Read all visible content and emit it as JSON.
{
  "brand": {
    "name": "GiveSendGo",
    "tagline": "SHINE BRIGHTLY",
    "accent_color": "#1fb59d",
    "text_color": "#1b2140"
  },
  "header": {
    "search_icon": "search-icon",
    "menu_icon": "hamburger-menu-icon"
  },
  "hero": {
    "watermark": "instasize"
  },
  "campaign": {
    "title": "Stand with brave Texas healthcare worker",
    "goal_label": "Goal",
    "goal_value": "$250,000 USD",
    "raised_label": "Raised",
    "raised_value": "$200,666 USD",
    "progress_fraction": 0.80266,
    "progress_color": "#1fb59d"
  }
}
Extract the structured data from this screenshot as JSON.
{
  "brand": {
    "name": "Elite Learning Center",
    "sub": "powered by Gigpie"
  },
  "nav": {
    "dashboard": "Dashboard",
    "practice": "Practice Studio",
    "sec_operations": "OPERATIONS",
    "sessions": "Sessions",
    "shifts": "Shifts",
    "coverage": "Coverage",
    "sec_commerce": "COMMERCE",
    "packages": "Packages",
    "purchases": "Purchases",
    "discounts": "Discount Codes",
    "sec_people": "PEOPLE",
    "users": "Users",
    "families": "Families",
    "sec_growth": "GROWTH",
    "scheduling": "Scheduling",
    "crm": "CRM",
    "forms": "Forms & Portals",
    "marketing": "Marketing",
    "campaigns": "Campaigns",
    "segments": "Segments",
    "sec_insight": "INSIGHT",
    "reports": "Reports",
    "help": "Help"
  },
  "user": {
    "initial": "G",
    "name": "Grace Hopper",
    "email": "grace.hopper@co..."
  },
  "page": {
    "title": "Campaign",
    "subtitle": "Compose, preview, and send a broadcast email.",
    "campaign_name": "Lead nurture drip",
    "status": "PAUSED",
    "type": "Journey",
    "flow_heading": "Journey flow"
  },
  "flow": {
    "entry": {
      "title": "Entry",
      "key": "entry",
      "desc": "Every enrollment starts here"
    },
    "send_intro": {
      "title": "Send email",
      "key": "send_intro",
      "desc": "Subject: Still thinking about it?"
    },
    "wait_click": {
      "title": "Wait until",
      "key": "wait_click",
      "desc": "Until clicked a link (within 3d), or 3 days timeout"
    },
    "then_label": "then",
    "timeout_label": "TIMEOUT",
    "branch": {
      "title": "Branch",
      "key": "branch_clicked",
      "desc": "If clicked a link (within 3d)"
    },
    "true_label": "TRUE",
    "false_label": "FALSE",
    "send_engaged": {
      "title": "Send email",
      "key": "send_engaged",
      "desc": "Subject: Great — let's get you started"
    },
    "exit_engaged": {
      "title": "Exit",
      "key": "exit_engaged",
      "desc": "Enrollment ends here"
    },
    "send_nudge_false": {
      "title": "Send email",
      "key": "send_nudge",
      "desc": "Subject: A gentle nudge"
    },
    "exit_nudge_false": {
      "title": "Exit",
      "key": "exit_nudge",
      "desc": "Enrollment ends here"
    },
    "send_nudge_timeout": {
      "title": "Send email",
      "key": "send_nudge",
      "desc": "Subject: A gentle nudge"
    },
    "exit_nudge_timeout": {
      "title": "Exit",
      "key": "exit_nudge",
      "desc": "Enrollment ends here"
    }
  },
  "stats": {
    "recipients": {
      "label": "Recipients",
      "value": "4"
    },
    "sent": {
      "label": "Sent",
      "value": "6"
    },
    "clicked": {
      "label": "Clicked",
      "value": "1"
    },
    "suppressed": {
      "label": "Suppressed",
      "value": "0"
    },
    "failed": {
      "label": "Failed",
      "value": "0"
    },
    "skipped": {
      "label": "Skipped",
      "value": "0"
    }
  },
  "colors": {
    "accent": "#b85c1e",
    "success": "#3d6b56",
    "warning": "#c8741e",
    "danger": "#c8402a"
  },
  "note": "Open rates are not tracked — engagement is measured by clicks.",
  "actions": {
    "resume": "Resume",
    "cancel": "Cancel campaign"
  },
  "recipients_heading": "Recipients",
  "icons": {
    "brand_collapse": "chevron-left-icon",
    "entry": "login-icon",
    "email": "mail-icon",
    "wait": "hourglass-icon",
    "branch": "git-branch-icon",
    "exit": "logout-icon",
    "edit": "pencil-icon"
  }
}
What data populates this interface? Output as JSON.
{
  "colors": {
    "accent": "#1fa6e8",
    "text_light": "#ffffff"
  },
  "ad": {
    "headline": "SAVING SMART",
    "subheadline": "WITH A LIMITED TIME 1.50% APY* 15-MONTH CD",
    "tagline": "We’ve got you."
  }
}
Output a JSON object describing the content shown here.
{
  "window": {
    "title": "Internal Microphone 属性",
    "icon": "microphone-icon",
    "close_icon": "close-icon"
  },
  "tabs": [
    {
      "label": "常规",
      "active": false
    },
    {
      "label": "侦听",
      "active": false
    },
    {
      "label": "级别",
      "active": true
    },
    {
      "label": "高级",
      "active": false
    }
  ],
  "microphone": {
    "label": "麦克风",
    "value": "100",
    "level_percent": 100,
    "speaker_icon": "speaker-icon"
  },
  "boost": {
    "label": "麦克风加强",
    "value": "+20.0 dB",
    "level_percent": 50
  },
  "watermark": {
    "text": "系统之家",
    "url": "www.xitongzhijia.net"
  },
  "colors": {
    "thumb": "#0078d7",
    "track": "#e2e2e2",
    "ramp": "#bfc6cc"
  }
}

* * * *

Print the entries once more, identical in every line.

Read all visible content and emit it as JSON.
{
  "brand": {
    "name": "GiveSendGo",
    "tagline": "SHINE BRIGHTLY",
    "accent_color": "#1fb59d",
    "text_color": "#1b2140"
  },
  "header": {
    "search_icon": "search-icon",
    "menu_icon": "hamburger-menu-icon"
  },
  "hero": {
    "watermark": "instasize"
  },
  "campaign": {
    "title": "Stand with brave Texas healthcare worker",
    "goal_label": "Goal",
    "goal_value": "$250,000 USD",
    "raised_label": "Raised",
    "raised_value": "$200,666 USD",
    "progress_fraction": 0.80266,
    "progress_color": "#1fb59d"
  }
}
Extract the structured data from this screenshot as JSON.
{
  "brand": {
    "name": "Elite Learning Center",
    "sub": "powered by Gigpie"
  },
  "nav": {
    "dashboard": "Dashboard",
    "practice": "Practice Studio",
    "sec_operations": "OPERATIONS",
    "sessions": "Sessions",
    "shifts": "Shifts",
    "coverage": "Coverage",
    "sec_commerce": "COMMERCE",
    "packages": "Packages",
    "purchases": "Purchases",
    "discounts": "Discount Codes",
    "sec_people": "PEOPLE",
    "users": "Users",
    "families": "Families",
    "sec_growth": "GROWTH",
    "scheduling": "Scheduling",
    "crm": "CRM",
    "forms": "Forms & Portals",
    "marketing": "Marketing",
    "campaigns": "Campaigns",
    "segments": "Segments",
    "sec_insight": "INSIGHT",
    "reports": "Reports",
    "help": "Help"
  },
  "user": {
    "initial": "G",
    "name": "Grace Hopper",
    "email": "grace.hopper@co..."
  },
  "page": {
    "title": "Campaign",
    "subtitle": "Compose, preview, and send a broadcast email.",
    "campaign_name": "Lead nurture drip",
    "status": "PAUSED",
    "type": "Journey",
    "flow_heading": "Journey flow"
  },
  "flow": {
    "entry": {
      "title": "Entry",
      "key": "entry",
      "desc": "Every enrollment starts here"
    },
    "send_intro": {
      "title": "Send email",
      "key": "send_intro",
      "desc": "Subject: Still thinking about it?"
    },
    "wait_click": {
      "title": "Wait until",
      "key": "wait_click",
      "desc": "Until clicked a link (within 3d), or 3 days timeout"
    },
    "then_label": "then",
    "timeout_label": "TIMEOUT",
    "branch": {
      "title": "Branch",
      "key": "branch_clicked",
      "desc": "If clicked a link (within 3d)"
    },
    "true_label": "TRUE",
    "false_label": "FALSE",
    "send_engaged": {
      "title": "Send email",
      "key": "send_engaged",
      "desc": "Subject: Great — let's get you started"
    },
    "exit_engaged": {
      "title": "Exit",
      "key": "exit_engaged",
      "desc": "Enrollment ends here"
    },
    "send_nudge_false": {
      "title": "Send email",
      "key": "send_nudge",
      "desc": "Subject: A gentle nudge"
    },
    "exit_nudge_false": {
      "title": "Exit",
      "key": "exit_nudge",
      "desc": "Enrollment ends here"
    },
    "send_nudge_timeout": {
      "title": "Send email",
      "key": "send_nudge",
      "desc": "Subject: A gentle nudge"
    },
    "exit_nudge_timeout": {
      "title": "Exit",
      "key": "exit_nudge",
      "desc": "Enrollment ends here"
    }
  },
  "stats": {
    "recipients": {
      "label": "Recipients",
      "value": "4"
    },
    "sent": {
      "label": "Sent",
      "value": "6"
    },
    "clicked": {
      "label": "Clicked",
      "value": "1"
    },
    "suppressed": {
      "label": "Suppressed",
      "value": "0"
    },
    "failed": {
      "label": "Failed",
      "value": "0"
    },
    "skipped": {
      "label": "Skipped",
      "value": "0"
    }
  },
  "colors": {
    "accent": "#b85c1e",
    "success": "#3d6b56",
    "warning": "#c8741e",
    "danger": "#c8402a"
  },
  "note": "Open rates are not tracked — engagement is measured by clicks.",
  "actions": {
    "resume": "Resume",
    "cancel": "Cancel campaign"
  },
  "recipients_heading": "Recipients",
  "icons": {
    "brand_collapse": "chevron-left-icon",
    "entry": "login-icon",
    "email": "mail-icon",
    "wait": "hourglass-icon",
    "branch": "git-branch-icon",
    "exit": "logout-icon",
    "edit": "pencil-icon"
  }
}
What data populates this interface? Output as JSON.
{
  "colors": {
    "accent": "#1fa6e8",
    "text_light": "#ffffff"
  },
  "ad": {
    "headline": "SAVING SMART",
    "subheadline": "WITH A LIMITED TIME 1.50% APY* 15-MONTH CD",
    "tagline": "We’ve got you."
  }
}
Output a JSON object describing the content shown here.
{
  "window": {
    "title": "Internal Microphone 属性",
    "icon": "microphone-icon",
    "close_icon": "close-icon"
  },
  "tabs": [
    {
      "label": "常规",
      "active": false
    },
    {
      "label": "侦听",
      "active": false
    },
    {
      "label": "级别",
      "active": true
    },
    {
      "label": "高级",
      "active": false
    }
  ],
  "microphone": {
    "label": "麦克风",
    "value": "100",
    "level_percent": 100,
    "speaker_icon": "speaker-icon"
  },
  "boost": {
    "label": "麦克风加强",
    "value": "+20.0 dB",
    "level_percent": 50
  },
  "watermark": {
    "text": "系统之家",
    "url": "www.xitongzhijia.net"
  },
  "colors": {
    "thumb": "#0078d7",
    "track": "#e2e2e2",
    "ramp": "#bfc6cc"
  }
}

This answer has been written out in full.